= ACTIVITY =
Please copy every line with the string "screenshot" from the entries below.

= DATA FOR THE TASK =
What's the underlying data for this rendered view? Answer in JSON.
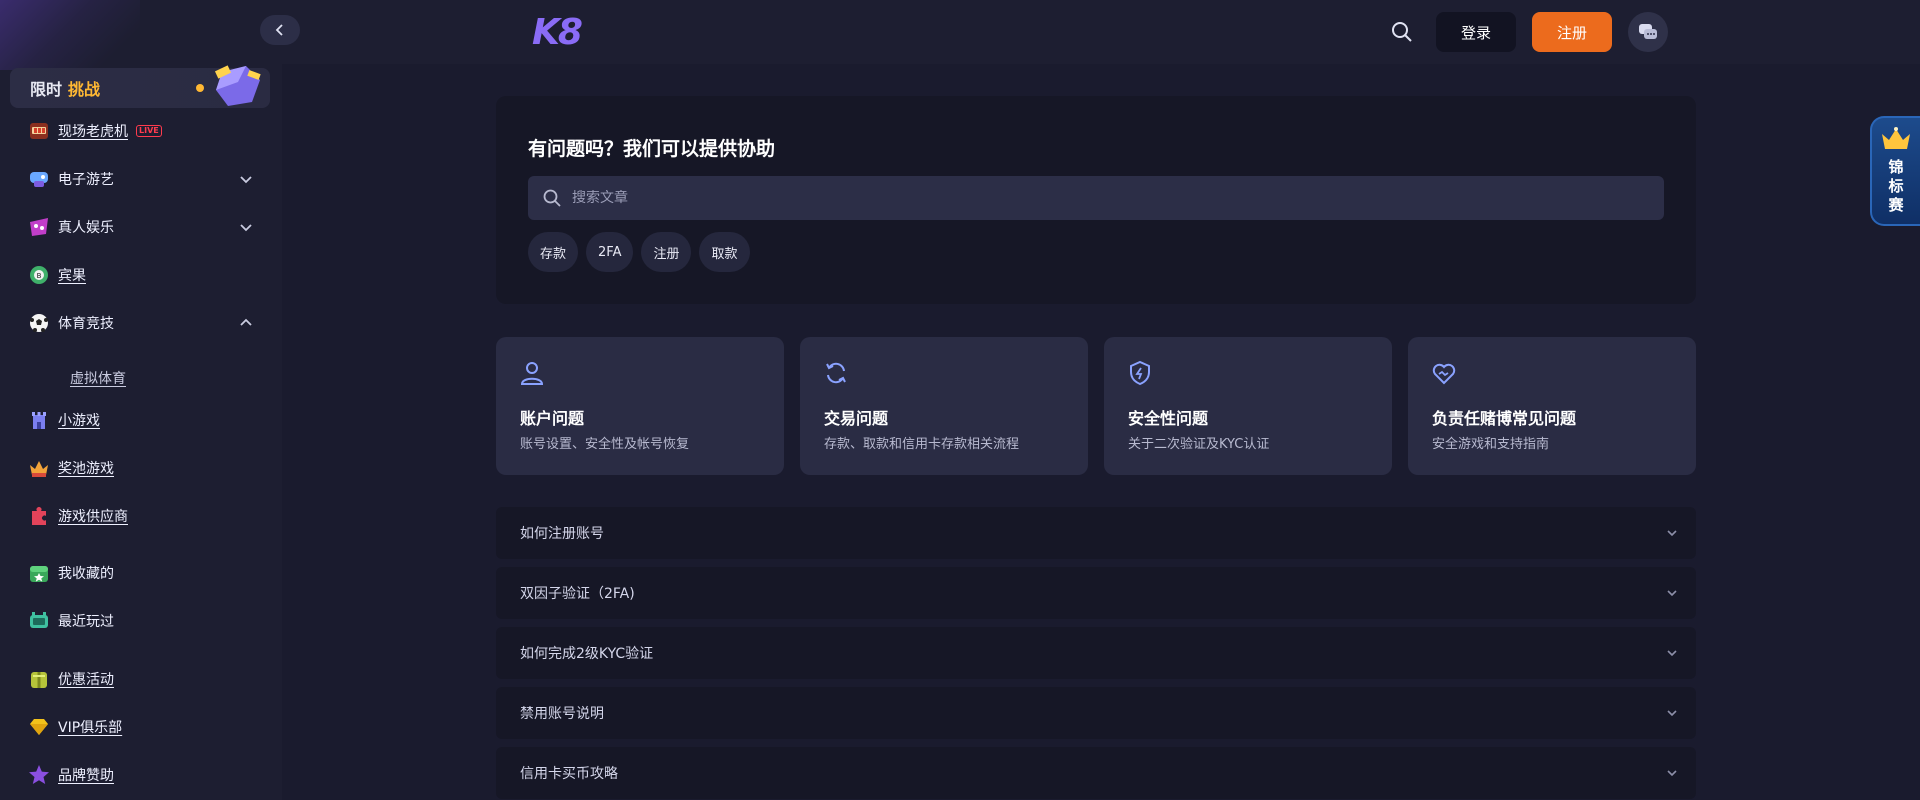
{
  "sidebar": {
    "challenge": {
      "prefix": "限时",
      "highlight": "挑战"
    },
    "items": [
      {
        "label": "现场老虎机",
        "badge": "LIVE"
      },
      {
        "label": "电子游艺"
      },
      {
        "label": "真人娱乐"
      },
      {
        "label": "宾果"
      },
      {
        "label": "体育竞技"
      },
      {
        "label": "虚拟体育"
      },
      {
        "label": "小游戏"
      },
      {
        "label": "奖池游戏"
      },
      {
        "label": "游戏供应商"
      },
      {
        "label": "我收藏的"
      },
      {
        "label": "最近玩过"
      },
      {
        "label": "优惠活动"
      },
      {
        "label": "VIP俱乐部"
      },
      {
        "label": "品牌赞助"
      }
    ]
  },
  "header": {
    "logo": "K8",
    "login_label": "登录",
    "register_label": "注册"
  },
  "help": {
    "title": "有问题吗？我们可以提供协助",
    "search_placeholder": "搜索文章",
    "tags": [
      "存款",
      "2FA",
      "注册",
      "取款"
    ]
  },
  "categories": [
    {
      "title": "账户问题",
      "desc": "账号设置、安全性及帐号恢复"
    },
    {
      "title": "交易问题",
      "desc": "存款、取款和信用卡存款相关流程"
    },
    {
      "title": "安全性问题",
      "desc": "关于二次验证及KYC认证"
    },
    {
      "title": "负责任赌博常见问题",
      "desc": "安全游戏和支持指南"
    }
  ],
  "faqs": [
    "如何注册账号",
    "双因子验证（2FA)",
    "如何完成2级KYC验证",
    "禁用账号说明",
    "信用卡买币攻略"
  ],
  "tournament": {
    "label": "锦标赛"
  },
  "colors": {
    "accent": "#ec6b1d",
    "brand": "#8a6cf6",
    "highlight": "#ffb833",
    "icon": "#8aa2ff"
  }
}
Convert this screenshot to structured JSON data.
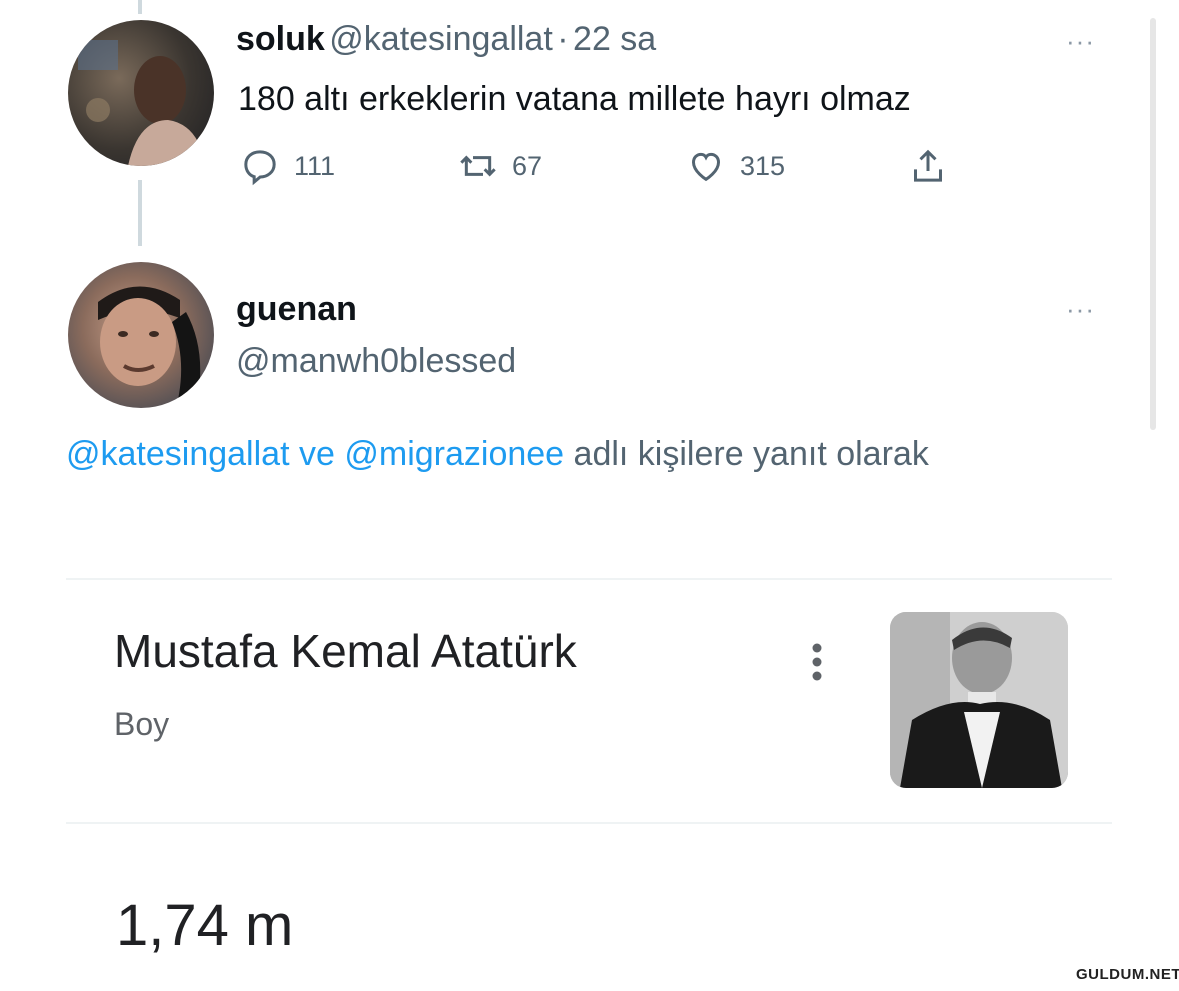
{
  "tweet1": {
    "name": "soluk",
    "handle": "@katesingallat",
    "sep": "·",
    "time": "22 sa",
    "more": "···",
    "text": "180 altı erkeklerin vatana millete hayrı olmaz",
    "actions": {
      "reply": "111",
      "retweet": "67",
      "like": "315"
    }
  },
  "reply": {
    "name": "guenan",
    "handle": "@manwh0blessed",
    "more": "···",
    "reply_prefix_1": "@katesingallat",
    "reply_and": "ve",
    "reply_prefix_2": "@migrazionee",
    "reply_suffix": "adlı kişilere yanıt olarak"
  },
  "card": {
    "title": "Mustafa Kemal Atatürk",
    "subtitle": "Boy",
    "value": "1,74 m"
  },
  "watermark": "GULDUM.NET",
  "colors": {
    "link": "#1d9bf0",
    "muted": "#536471",
    "text": "#0f1419"
  }
}
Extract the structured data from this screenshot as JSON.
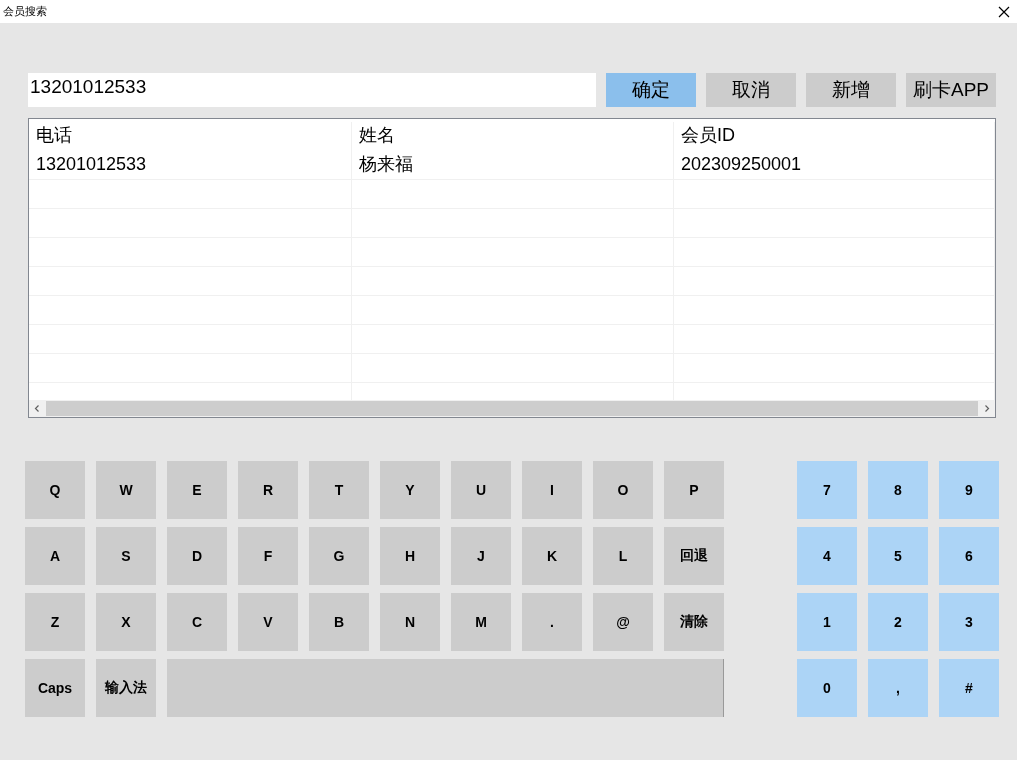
{
  "window": {
    "title": "会员搜索"
  },
  "search": {
    "value": "13201012533"
  },
  "buttons": [
    {
      "label": "确定",
      "kind": "primary"
    },
    {
      "label": "取消",
      "kind": "normal"
    },
    {
      "label": "新增",
      "kind": "normal"
    },
    {
      "label": "刷卡APP",
      "kind": "normal"
    }
  ],
  "table": {
    "columns": [
      "电话",
      "姓名",
      "会员ID"
    ],
    "rows": [
      [
        "13201012533",
        "杨来福",
        "202309250001"
      ]
    ]
  },
  "keyboard": {
    "rows": [
      [
        {
          "label": "Q",
          "kind": "key"
        },
        {
          "label": "W",
          "kind": "key"
        },
        {
          "label": "E",
          "kind": "key"
        },
        {
          "label": "R",
          "kind": "key"
        },
        {
          "label": "T",
          "kind": "key"
        },
        {
          "label": "Y",
          "kind": "key"
        },
        {
          "label": "U",
          "kind": "key"
        },
        {
          "label": "I",
          "kind": "key"
        },
        {
          "label": "O",
          "kind": "key"
        },
        {
          "label": "P",
          "kind": "key"
        }
      ],
      [
        {
          "label": "A",
          "kind": "key"
        },
        {
          "label": "S",
          "kind": "key"
        },
        {
          "label": "D",
          "kind": "key"
        },
        {
          "label": "F",
          "kind": "key"
        },
        {
          "label": "G",
          "kind": "key"
        },
        {
          "label": "H",
          "kind": "key"
        },
        {
          "label": "J",
          "kind": "key"
        },
        {
          "label": "K",
          "kind": "key"
        },
        {
          "label": "L",
          "kind": "key"
        },
        {
          "label": "回退",
          "kind": "key"
        }
      ],
      [
        {
          "label": "Z",
          "kind": "key"
        },
        {
          "label": "X",
          "kind": "key"
        },
        {
          "label": "C",
          "kind": "key"
        },
        {
          "label": "V",
          "kind": "key"
        },
        {
          "label": "B",
          "kind": "key"
        },
        {
          "label": "N",
          "kind": "key"
        },
        {
          "label": "M",
          "kind": "key"
        },
        {
          "label": ".",
          "kind": "key"
        },
        {
          "label": "@",
          "kind": "key"
        },
        {
          "label": "清除",
          "kind": "key"
        }
      ],
      [
        {
          "label": "Caps",
          "kind": "key"
        },
        {
          "label": "输入法",
          "kind": "key"
        },
        {
          "kind": "space"
        }
      ]
    ]
  },
  "numpad": [
    "7",
    "8",
    "9",
    "4",
    "5",
    "6",
    "1",
    "2",
    "3",
    "0",
    ",",
    "#"
  ]
}
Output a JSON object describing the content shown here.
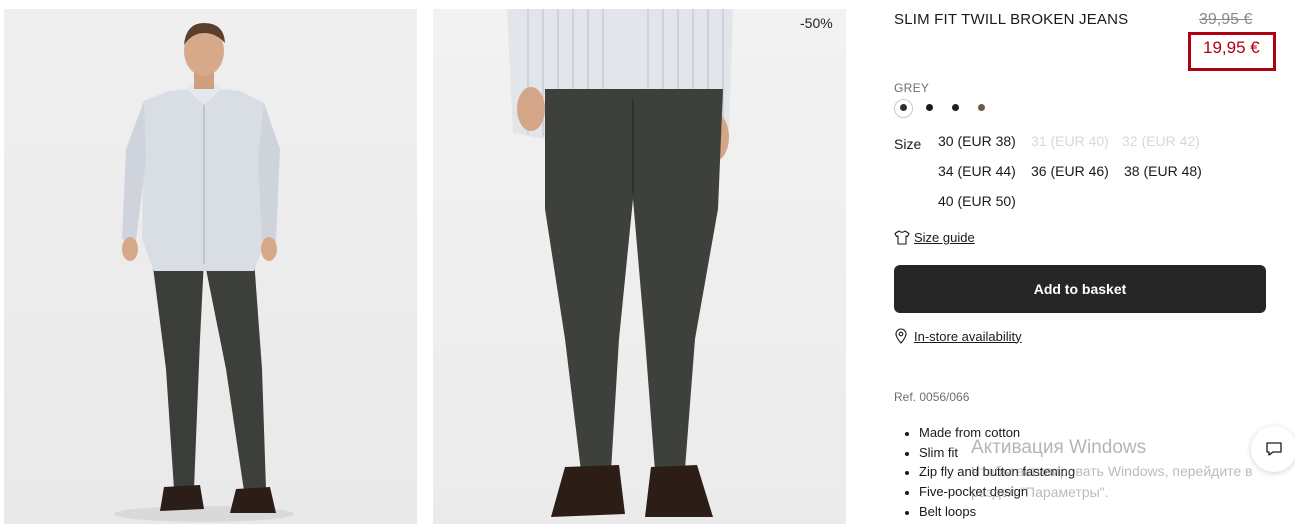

= ANSWER SPACE =
Convert this screenshot to structured JSON data.
Extract the structured data from this screenshot as JSON.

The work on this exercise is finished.